Let us tell you the information you need to register and cast a ballot in D.C.

Malian singer Khaira Arby and her band will appear for free tonight at the Kennedy Center Millennium Stage as part of their first U.S.tour, which coincides with the release of Arby’s first North American album, Timbuktu Tarab, on the Clermont Music label. Arby sings in a brash, raw-edged voice in Sonrai, Arabic, and Tamashek over her band’s mix of noisy electric guitar, traditional Malian percussion, and stringed instruments.

Arby has been singing professionally for two decades.  The daughter of a Songhai/Tamashek Islamic mother and a Berber father, she began singing as a child in her Saharan village home just north of Timbuktu, but was discouraged from continuing to do so by her father, who married her off at age 14.  At 22 she was divorced, and began singing regularly with a band, and on occasion with her cousin, the late guitarist Ali Farka Toure. In Mali she and her group have released a number of cassettes including the effort Ya Rassoul, which according to the Awesometapesfromafrica blog, was “enormously popular in Timbuktu, where you will hear this tape playing out of a ghetto blaster in a shop or the cassette deck of a car. This is not ‘world music,’ this is just plain old awesome music that straddles the linguistic and cultural divide of a place like Timbuktu.”
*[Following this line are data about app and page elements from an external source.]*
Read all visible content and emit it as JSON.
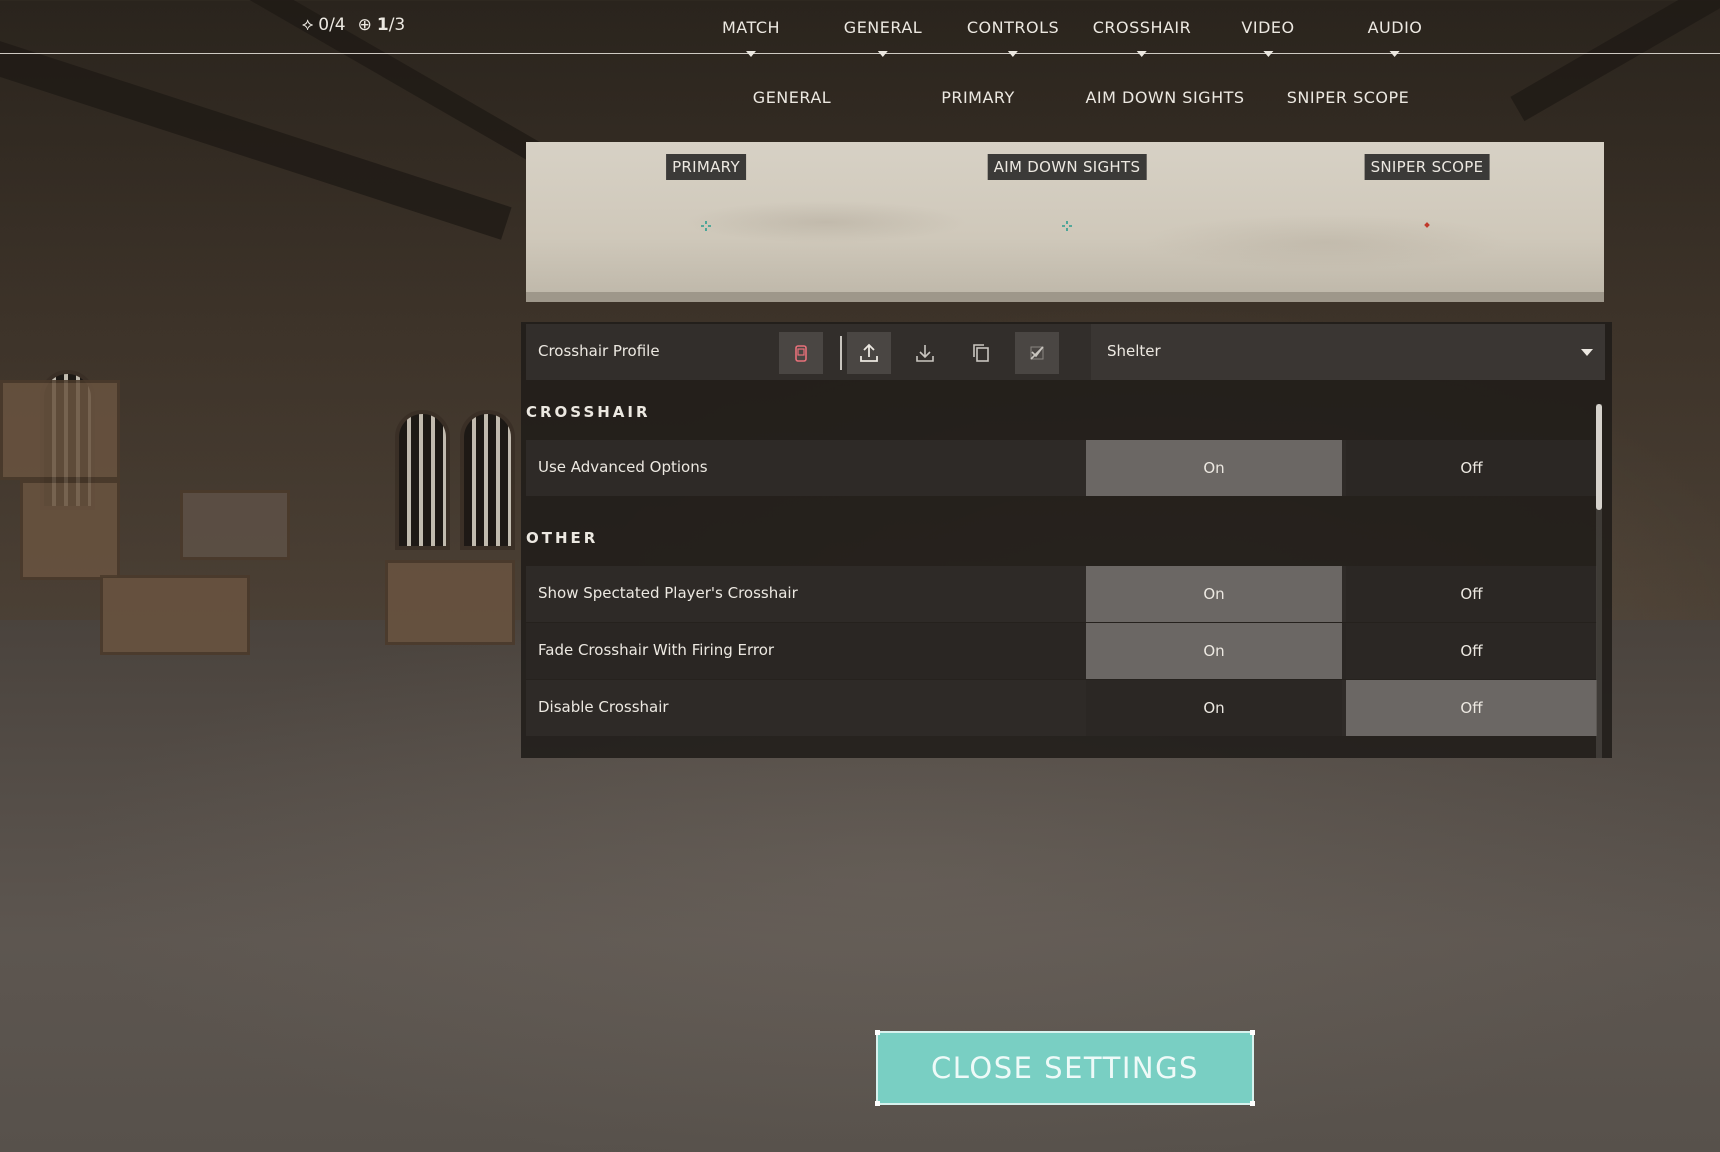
{
  "counters": [
    {
      "icon": "crosshair-diamond-icon",
      "glyph": "⟡",
      "value": "0/4"
    },
    {
      "icon": "circle-plus-icon",
      "glyph": "⊕",
      "value_bold": "1",
      "value_rest": "/3"
    }
  ],
  "main_tabs": [
    {
      "label": "MATCH"
    },
    {
      "label": "GENERAL"
    },
    {
      "label": "CONTROLS"
    },
    {
      "label": "CROSSHAIR"
    },
    {
      "label": "VIDEO"
    },
    {
      "label": "AUDIO"
    }
  ],
  "sub_tabs": [
    {
      "label": "GENERAL"
    },
    {
      "label": "PRIMARY"
    },
    {
      "label": "AIM DOWN SIGHTS"
    },
    {
      "label": "SNIPER SCOPE"
    }
  ],
  "preview": {
    "labels": [
      "PRIMARY",
      "AIM DOWN SIGHTS",
      "SNIPER SCOPE"
    ],
    "crosshair_colors": [
      "#2a9d8f",
      "#2a9d8f",
      "#c0392b"
    ]
  },
  "profile": {
    "label": "Crosshair Profile",
    "selected": "Shelter",
    "tools": [
      "delete-profile-icon",
      "import-icon",
      "export-icon",
      "copy-icon",
      "paste-disabled-icon"
    ]
  },
  "sections": {
    "crosshair_title": "CROSSHAIR",
    "other_title": "OTHER"
  },
  "options": [
    {
      "label": "Use Advanced Options",
      "on": "On",
      "off": "Off",
      "value": "On"
    },
    {
      "label": "Show Spectated Player's Crosshair",
      "on": "On",
      "off": "Off",
      "value": "On"
    },
    {
      "label": "Fade Crosshair With Firing Error",
      "on": "On",
      "off": "Off",
      "value": "On"
    },
    {
      "label": "Disable Crosshair",
      "on": "On",
      "off": "Off",
      "value": "Off"
    }
  ],
  "close_button": "CLOSE SETTINGS",
  "colors": {
    "accent": "#79cfc3",
    "selected": "#6b6764"
  }
}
Timbuktu Tarab has its awesome moments, as well.  Arby’s voice is loud and husky as she roars out a mixture of praise songs and social criticism over her two desert-blues electric guitarists, the ngoni lute, the njarka one string fiddle, bass, drums, and backing vocalists.  Not all of it works.  It’s a bit samey-sounding at times, as Arby does not display here the wide melodic range of her fellow countrywoman Oumou Sangare. However, videos of older material show that she can sing more softly when she wants to.
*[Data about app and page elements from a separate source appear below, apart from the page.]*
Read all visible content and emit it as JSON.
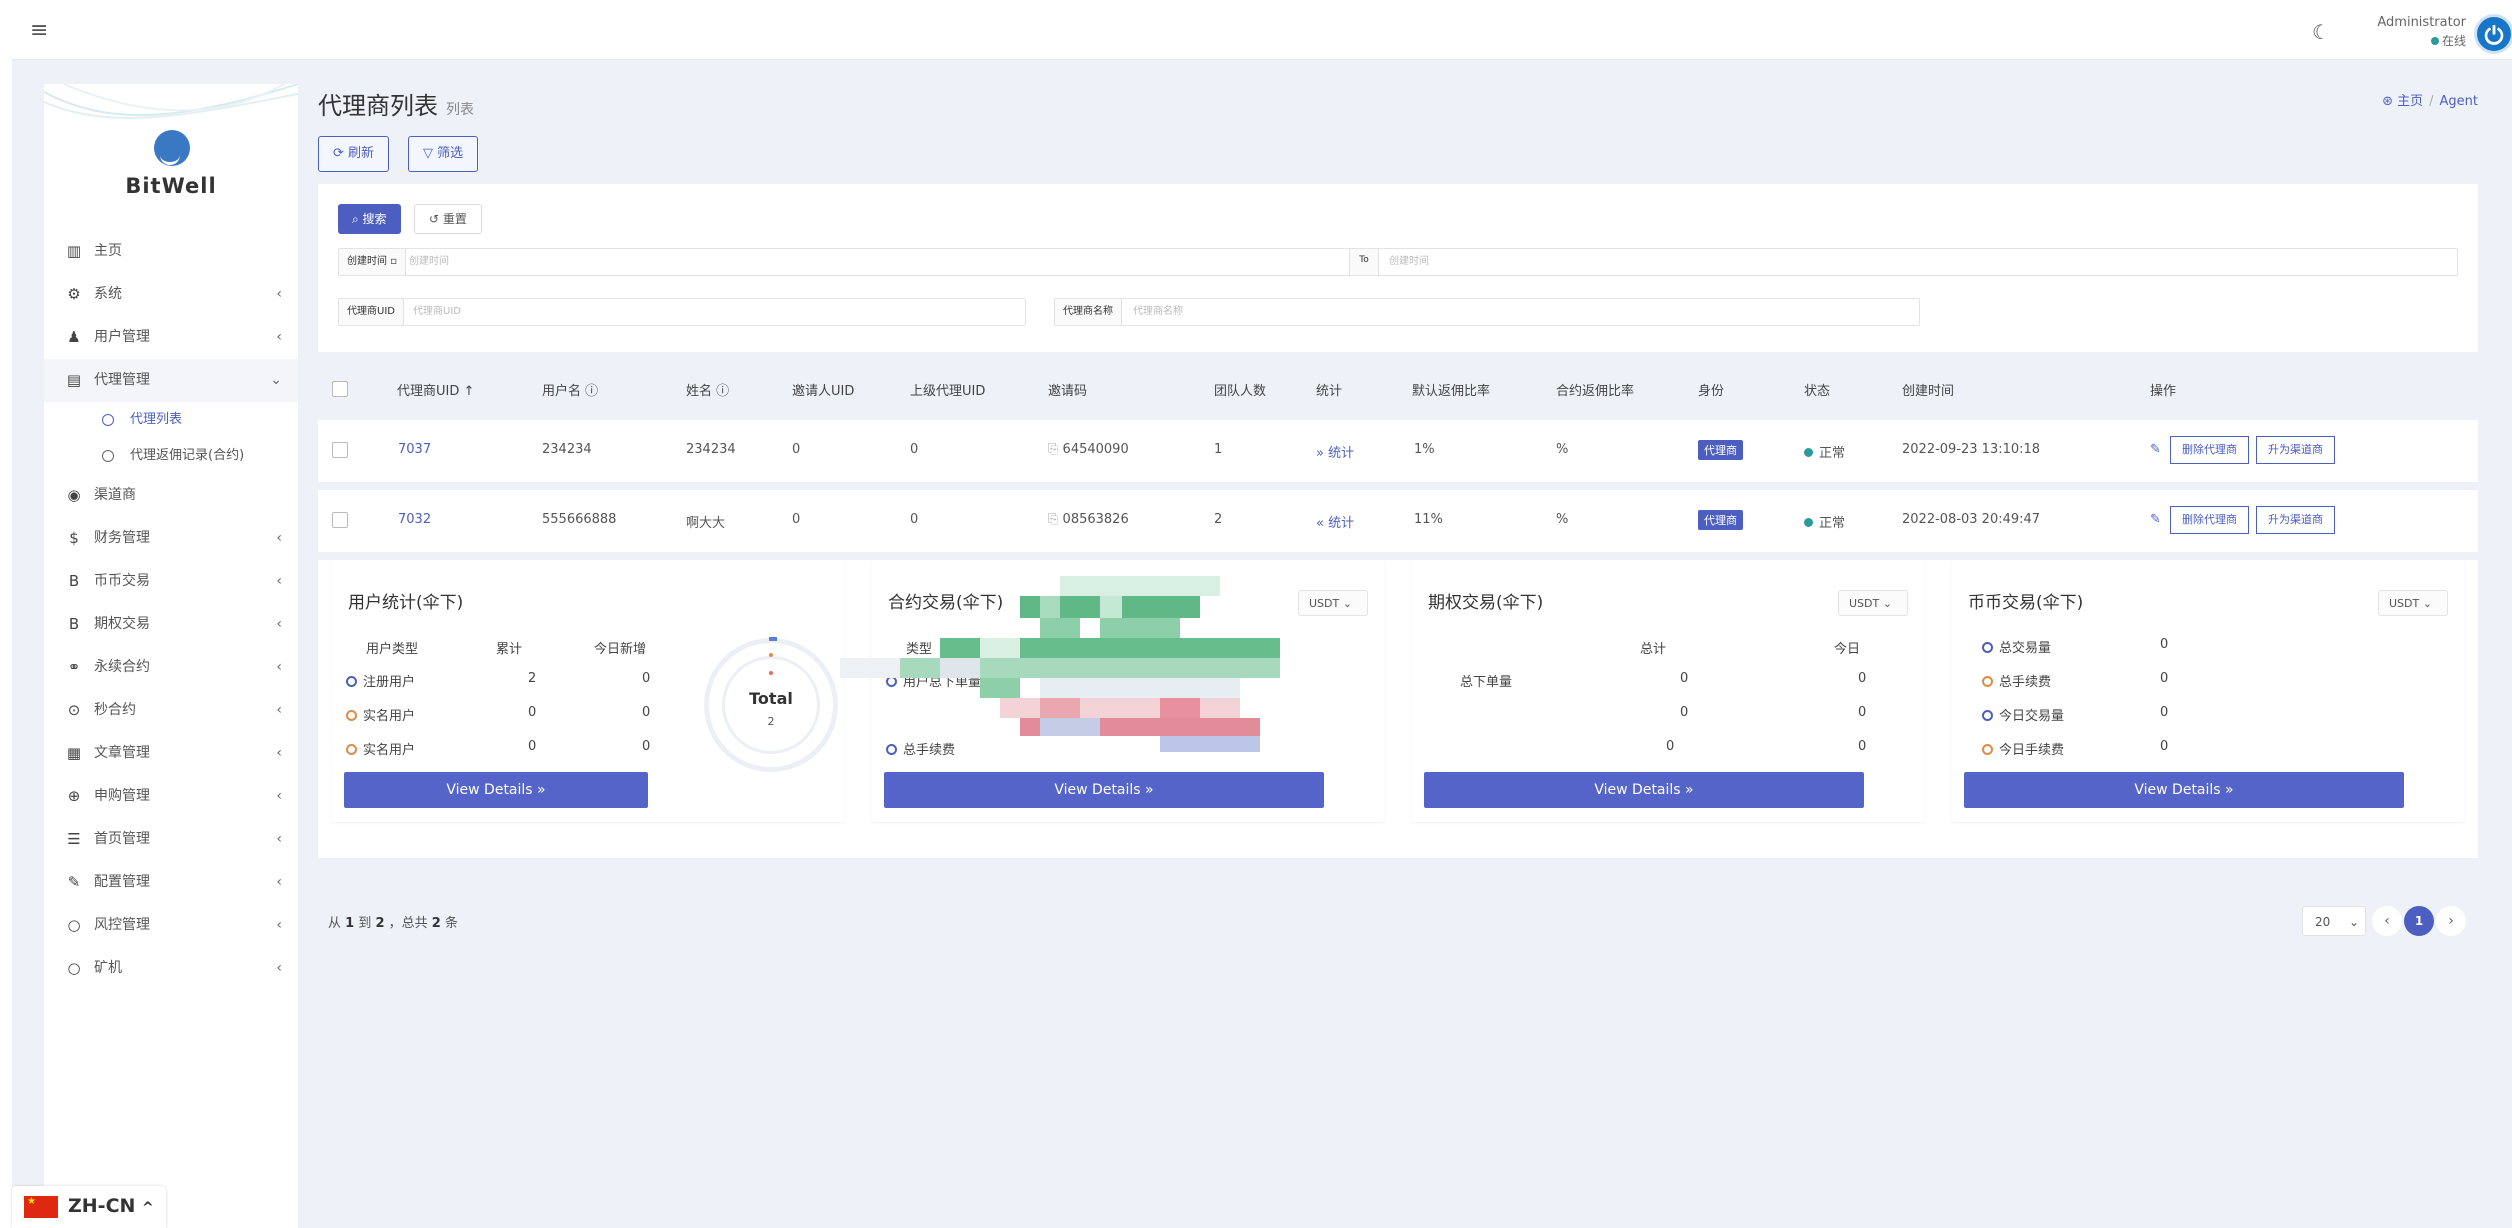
{
  "topbar": {
    "admin_name": "Administrator",
    "status": "在线"
  },
  "sidebar": {
    "brand": "BitWell",
    "items": [
      {
        "label": "主页"
      },
      {
        "label": "系统"
      },
      {
        "label": "用户管理"
      },
      {
        "label": "代理管理"
      },
      {
        "label": "代理列表"
      },
      {
        "label": "代理返佣记录(合约)"
      },
      {
        "label": "渠道商"
      },
      {
        "label": "财务管理"
      },
      {
        "label": "币币交易"
      },
      {
        "label": "期权交易"
      },
      {
        "label": "永续合约"
      },
      {
        "label": "秒合约"
      },
      {
        "label": "文章管理"
      },
      {
        "label": "申购管理"
      },
      {
        "label": "首页管理"
      },
      {
        "label": "配置管理"
      },
      {
        "label": "风控管理"
      },
      {
        "label": "矿机"
      }
    ]
  },
  "lang": {
    "label": "ZH-CN"
  },
  "page": {
    "title": "代理商列表",
    "subtitle": "列表"
  },
  "breadcrumb": {
    "home": "主页",
    "current": "Agent"
  },
  "toolbar": {
    "refresh": "刷新",
    "filter": "筛选"
  },
  "filter": {
    "search": "搜索",
    "reset": "重置",
    "created_label": "创建时间",
    "created_ph": "创建时间",
    "to": "To",
    "created_to_ph": "创建时间",
    "uid_label": "代理商UID",
    "uid_ph": "代理商UID",
    "name_label": "代理商名称",
    "name_ph": "代理商名称"
  },
  "table": {
    "headers": [
      "代理商UID",
      "用户名",
      "姓名",
      "邀请人UID",
      "上级代理UID",
      "邀请码",
      "团队人数",
      "统计",
      "默认返佣比率",
      "合约返佣比率",
      "身份",
      "状态",
      "创建时间",
      "操作"
    ],
    "rows": [
      {
        "uid": "7037",
        "username": "234234",
        "name": "234234",
        "inviter": "0",
        "parent": "0",
        "code": "64540090",
        "team": "1",
        "stat": "统计",
        "rate": "1%",
        "crate": "%",
        "role": "代理商",
        "status": "正常",
        "created": "2022-09-23 13:10:18",
        "del": "删除代理商",
        "up": "升为渠道商"
      },
      {
        "uid": "7032",
        "username": "555666888",
        "name": "啊大大",
        "inviter": "0",
        "parent": "0",
        "code": "08563826",
        "team": "2",
        "stat": "统计",
        "rate": "11%",
        "crate": "%",
        "role": "代理商",
        "status": "正常",
        "created": "2022-08-03 20:49:47",
        "del": "删除代理商",
        "up": "升为渠道商"
      }
    ]
  },
  "cards": {
    "user": {
      "title": "用户统计(伞下)",
      "h1": "用户类型",
      "h2": "累计",
      "h3": "今日新增",
      "rows": [
        {
          "label": "注册用户",
          "total": "2",
          "today": "0"
        },
        {
          "label": "实名用户",
          "total": "0",
          "today": "0"
        },
        {
          "label": "实名用户",
          "total": "0",
          "today": "0"
        }
      ],
      "donut_label": "Total",
      "donut_value": "2",
      "btn": "View Details »"
    },
    "contract": {
      "title": "合约交易(伞下)",
      "currency": "USDT",
      "h1": "类型",
      "r1": "用户总下单量",
      "r2": "总手续费",
      "btn": "View Details »"
    },
    "option": {
      "title": "期权交易(伞下)",
      "currency": "USDT",
      "h2": "总计",
      "h3": "今日",
      "r1": "总下单量",
      "rows": [
        {
          "total": "0",
          "today": "0"
        },
        {
          "total": "0",
          "today": "0"
        },
        {
          "total": "0",
          "today": "0"
        }
      ],
      "btn": "View Details »"
    },
    "spot": {
      "title": "币币交易(伞下)",
      "currency": "USDT",
      "rows": [
        {
          "label": "总交易量",
          "value": "0"
        },
        {
          "label": "总手续费",
          "value": "0"
        },
        {
          "label": "今日交易量",
          "value": "0"
        },
        {
          "label": "今日手续费",
          "value": "0"
        }
      ],
      "btn": "View Details »"
    }
  },
  "pager": {
    "from": "1",
    "to": "2",
    "total": "2",
    "size": "20",
    "page": "1"
  },
  "colors": {
    "accent": "#4d5ec1",
    "status": "#2b9a9a"
  }
}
Khaira Arby and band perform for free  from 6 to 7 p.m. (the concert will also be webcast) today at the Kennedy Center Millennium Stage,  2700 F St., NW.  (800) 444-1324.